Q: My partner handles all of our financial arrangements, and that’s always worked well for us. But I’d like to be more involved and help deal with these responsibilities. How do I start this conversation?
A: You’re not alone. A recent study by Fidelity Investments showed many people want to be more involved with their finances. Among women, 92% wanted to learn more about their finances, while 86% wanted to take a more active role in managing them. It’s very easy to get caught in a routine with bill paying, checking and spending. The person who was doing so when you started cohabiting just continues to do so exactly the same way he always has.
What’s more, those conversations are really difficult to initiate. Even with close friends, 56% of survey respondents say finances are “too personal” to discuss. Of those survey respondents, 43% were willing to talk about their health issues, but only 17% would talk about investments.
Only 66% of respondents talk about investments or salary with their spouses or partners. In one out of every three relationships, finances are not a common topic of conversation between people who likely share a checking account!
If you’d like to change that dynamic in your relationship, there are a couple of approaches you might consider. No matter what you do, make sure you’re approaching this sensitive topic from a place of love. Fights over money occur when one partner feels put on the defensive about budgeting or spending. Take care, and try these three techniques!
Talk about a common goal
If you and your partner have been trying to plan a summer getaway, save for a new car or put a down payment on a house, this can be an excellent place to start a conversation. It’s best to begin on broad notes. Ask about hotel choice or means of transportation. From there, it can be easy to talk about making a budget for the occasion. Once you and your partner are talking about dollar amounts, it can spill over into a more general conversation about finance.
If you ask about saving for this project, it’s important to have suggestions or ideas. Come to the conversation prepared to make a small sacrifice to contribute to saving for the project or have some cost-saving strategy to make the process easier. This encourages a feeling of joint struggle as opposed to you “checking up on” or “managing” your partner.
Set guidelines for spending
Spending is the biggest cause of fights between couples. In general, people tend to see their decisions as rational and the choices they disagree with as irrational or impulsive. In relationships, it’s tempting and gratifying to think of yourself as the sensible one and your partner as the reckless one.
Your partner likely feels the same way.
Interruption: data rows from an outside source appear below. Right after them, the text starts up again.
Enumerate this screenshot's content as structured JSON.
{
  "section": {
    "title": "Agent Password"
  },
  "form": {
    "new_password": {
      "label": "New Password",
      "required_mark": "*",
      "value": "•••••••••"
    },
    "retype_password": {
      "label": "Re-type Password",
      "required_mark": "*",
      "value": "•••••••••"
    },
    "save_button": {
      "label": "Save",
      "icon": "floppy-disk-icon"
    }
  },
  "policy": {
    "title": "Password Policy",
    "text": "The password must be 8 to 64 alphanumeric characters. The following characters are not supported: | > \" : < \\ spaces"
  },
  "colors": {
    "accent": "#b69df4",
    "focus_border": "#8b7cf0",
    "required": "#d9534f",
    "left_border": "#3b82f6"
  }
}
For instance, you may enjoy a daily coffee drink while your partner might consider that to be frivolous spending because he doesn’t know the joy and satisfaction you derive from that little indulgence. Conversely, your partner’s enthusiasm for home electronics might make you see a top-of-the-line stereo system as an extravagance, while your partner sees it as a way for the two of you to spend more time together at home.
The best way to avoid resentment, while still keeping your spending under control, is to set personal allowances for you and your partner. You can spend so much each week or month without consulting your partner. Major purchases that go over that limit require consultation. Try to avoid bringing up recent or specific purchases, and focus on planning for the future rather than placing blame for the past. This will keep the conversation from feeling accusatory.
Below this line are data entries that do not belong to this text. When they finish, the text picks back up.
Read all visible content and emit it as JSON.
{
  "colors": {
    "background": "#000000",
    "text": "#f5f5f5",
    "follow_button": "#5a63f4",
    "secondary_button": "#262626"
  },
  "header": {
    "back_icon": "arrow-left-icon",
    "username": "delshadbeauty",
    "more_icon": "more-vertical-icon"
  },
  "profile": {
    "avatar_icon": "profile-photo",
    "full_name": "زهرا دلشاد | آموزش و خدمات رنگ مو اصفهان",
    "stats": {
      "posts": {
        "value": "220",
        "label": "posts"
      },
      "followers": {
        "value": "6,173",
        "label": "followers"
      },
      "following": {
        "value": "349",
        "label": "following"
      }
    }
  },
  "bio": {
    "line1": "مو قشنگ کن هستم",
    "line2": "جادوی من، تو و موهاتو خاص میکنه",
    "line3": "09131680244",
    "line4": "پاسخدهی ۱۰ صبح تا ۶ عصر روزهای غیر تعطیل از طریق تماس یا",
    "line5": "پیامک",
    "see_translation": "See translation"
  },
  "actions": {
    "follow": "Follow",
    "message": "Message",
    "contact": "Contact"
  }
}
Dream about the future
Retirement planning is a difficult subject to broach. Many people don’t want to do it on their own because the prospect of saving that much money is frightening. Add in the stress of talking about money in a relationship, and this can be a conversation filled with dread.
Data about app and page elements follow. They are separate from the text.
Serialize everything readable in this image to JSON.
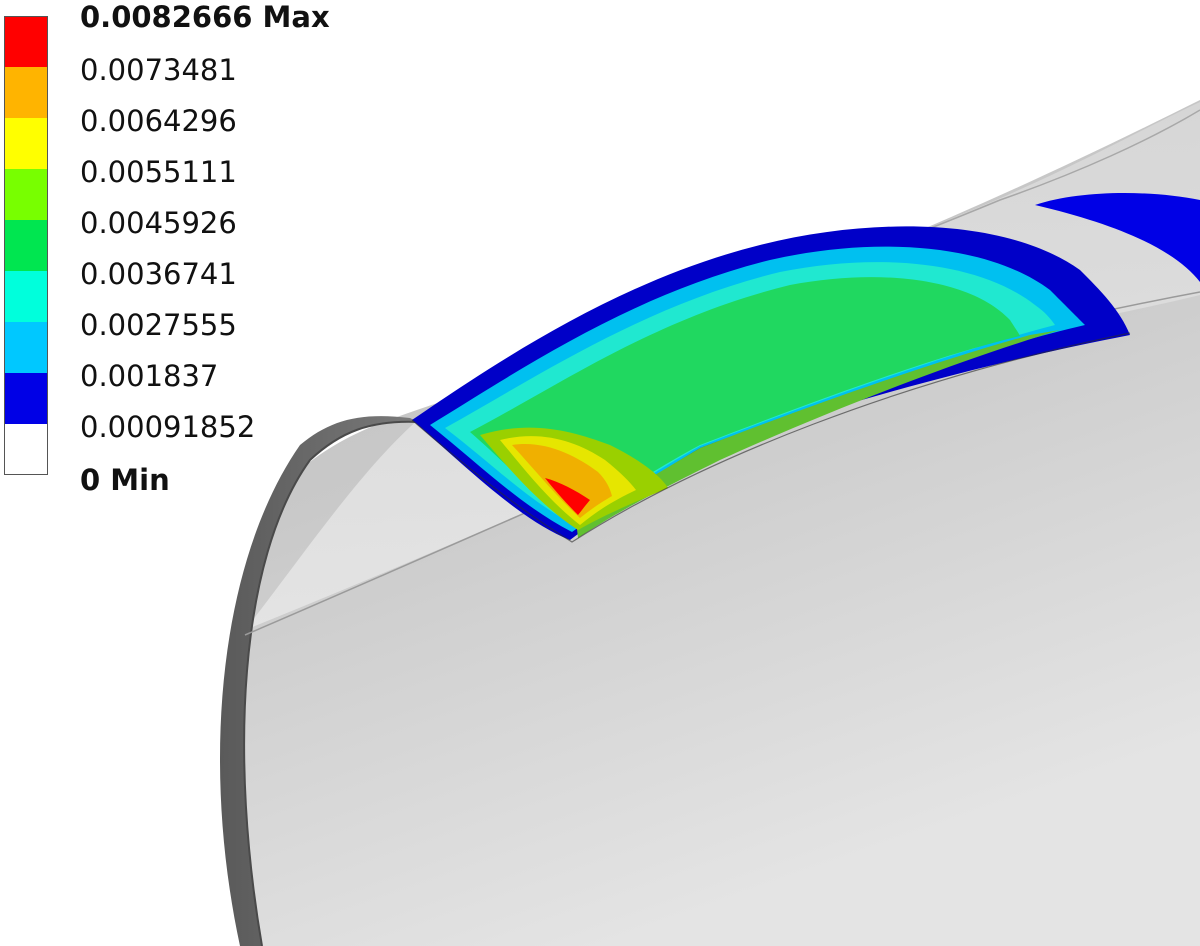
{
  "legend": {
    "max_label": "0.0082666 Max",
    "min_label": "0 Min",
    "levels": [
      {
        "value": "0.0073481",
        "color": "#ff0000"
      },
      {
        "value": "0.0064296",
        "color": "#ffb400"
      },
      {
        "value": "0.0055111",
        "color": "#ffff00"
      },
      {
        "value": "0.0045926",
        "color": "#78ff00"
      },
      {
        "value": "0.0036741",
        "color": "#00e650"
      },
      {
        "value": "0.0027555",
        "color": "#00ffdc"
      },
      {
        "value": "0.001837",
        "color": "#00c8ff"
      },
      {
        "value": "0.00091852",
        "color": "#0000e6"
      },
      {
        "value": "",
        "color": "#ffffff"
      }
    ]
  },
  "colors": {
    "pipe_light": "#dcdcdc",
    "pipe_dark": "#6e6e6e",
    "background": "#ffffff"
  }
}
It doesn’t have to be that way. Many couples find retirement to be a time of great relationship strength and bonding. If you and your partner didn’t have to work, you could spend a lot more time together, enjoying your mutual interests and each other’s company. Instead of beginning a retirement planning conversation with a dollar amount, begin it with a dream.
Maybe you’d like to travel the world together and see exotic sights. Maybe you want to become active volunteer in your community. Beginning with such dreams in mind, as opposed to how much they’re going to cost, can help you and your partner better share the stress involved in saving and planning.
However you broach the conversation about money, it’s important to do so. Secrets about finances in a relationship can lead to stress, interfere with honest communication and produce relationship-ending fights. On the other hand, couples who talk openly and honestly about their financial situation can use that transparency to build stronger, more straightforward communication strategies about other topics. As many people have found, the couple who saves together, stays together!